To identify a division word problem, we need to read the question carefully and try to understand the context.

If we have been told the total and are sharing this total into equally sized parts, then a division is taking place.

Division keywords can also help to give us a clue that we have a division.

However it is always worth reading the question carefully to make sure that we are sharing a total into an equally sized parts.

- Identify the numbers given in the question.
- Identify which number is the total quantity.
- Identify how many groups we are sharing between or how many need to go in each group.
- Divide the total by the number of groups to find the amount in each group.
- Or divide the total by how many needed in each group to find out how many groups can be made.
In this example, ‘I have 10 sweets to **share evenly** between 5 children. How many sweets do they **each** get?’

We are trying to find how many sweets each child gets, so we want to know how many sweets will be in each group.

We first identify the total, which is 10 sweets.

Now we identify how many groups we have, which is 5. We are sharing equally between 5 children.

We divide the total amount by the number of groups.

We are sharing 10 sweets between 5 people.

10 Ã· 5 = 2 and so, each child gets 2 sweets each.

When teaching division word problems, we can draw 10 sweets and group them equally by drawing circles around them to help visualise this. We could also get 10 counters and share them out equally, one at a time.

We can see in this example that we had the keywords of **share evenly** and **each**, which can give us a clue that we have a division.

The division also tells us how many times 5 goes into 10.

In this next example, ‘I have 80 matches. I will put 8 into each packet. How any packets will I fill?’

We want to see how many packets we will fill. We want to see how many groups we will create.

We first identify the total number of matches, which is 80.

We then identify the number in each packet, which is 8.

To find the total number of packets, we will divide.

80 Ã· 8 = 10 and so, we can make 10 packets.

We can think of this as working out how many times 8 goes into 80 or how many packets can be made from 80 matches.

In this next example, ‘I need 30 crayons. Each pack contains 5 crayons. How many packs should I buy?’

The total number is the larger number, which is is 30.

We are buying the crayons in equal groups of 5.
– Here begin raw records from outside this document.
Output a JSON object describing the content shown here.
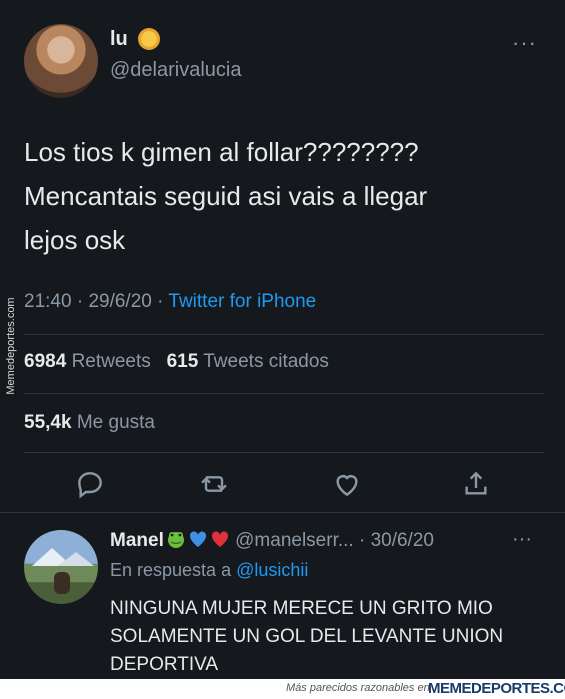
{
  "tweet": {
    "display_name": "lu",
    "handle": "@delarivalucia",
    "more_icon": "···",
    "text_lines": [
      "Los tios k gimen al follar????????",
      "Mencantais seguid asi vais a llegar",
      "lejos osk"
    ],
    "time": "21:40",
    "date": "29/6/20",
    "sep": " · ",
    "client": "Twitter for iPhone",
    "retweets_count": "6984",
    "retweets_label": "Retweets",
    "quotes_count": "615",
    "quotes_label": "Tweets citados",
    "likes_count": "55,4k",
    "likes_label": "Me gusta"
  },
  "actions": [
    "reply-icon",
    "retweet-icon",
    "like-icon",
    "share-icon"
  ],
  "reply": {
    "display_name": "Manel",
    "emojis": [
      "frog",
      "blue-heart",
      "red-heart"
    ],
    "handle": "@manelserr...",
    "sep": " · ",
    "date": "30/6/20",
    "more_icon": "···",
    "in_reply_prefix": "En respuesta a ",
    "in_reply_mention": "@lusichii",
    "text": "NINGUNA MUJER MERECE UN GRITO MIO SOLAMENTE UN GOL DEL LEVANTE UNION DEPORTIVA"
  },
  "watermarks": {
    "side": "Memedeportes.com",
    "footer_small": "Más parecidos razonables en",
    "footer_brand": "MEMEDEPORTES.COM"
  },
  "colors": {
    "background": "#15181c",
    "text": "#e7e9ea",
    "muted": "#8b98a5",
    "accent": "#1d9bf0"
  }
}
We need to work out how many groups we need. How many fives make 30?

We need to work out how many fives go into 30.

30 Ã· 5 = 6 and so, we need 6 packs.

We can check out answer. 6 lots of 5 make the 30 crayons needed because 6 Ã— 5 = 30.

In this example we needed to find the number of groups required. So we divided the total by the number in each group.

In this example, ‘I have 21 chairs. I will arrange the chairs in rows of 7.How many rows should I make?’

Here we have the total number of chairs, which is 21.

We are arranging them into rows of 7, so each group contains 7 chairs.

We want to find the number of rows that we can make. We want to work out how many rows of 7 can be made from 21 chairs. This is how many times 7 goes into 21.

21 Ã· 7 = 3 and so, we can make 3 rows.

We can see that each row is the same size. We can teach this by taking 21 counters and sharing them into 3 equal rows.

In this example involving money, ‘Shirts cost $11 and I have $66. How many shirts can I buy?’

We want to know how many elevens go into 66.

The total is $66 and we are dividing by 11.

We want to know how many times we can spend $11.

66 Ã· 11 = 6 and so, we can spend $11 six times.

We can buy six shirts.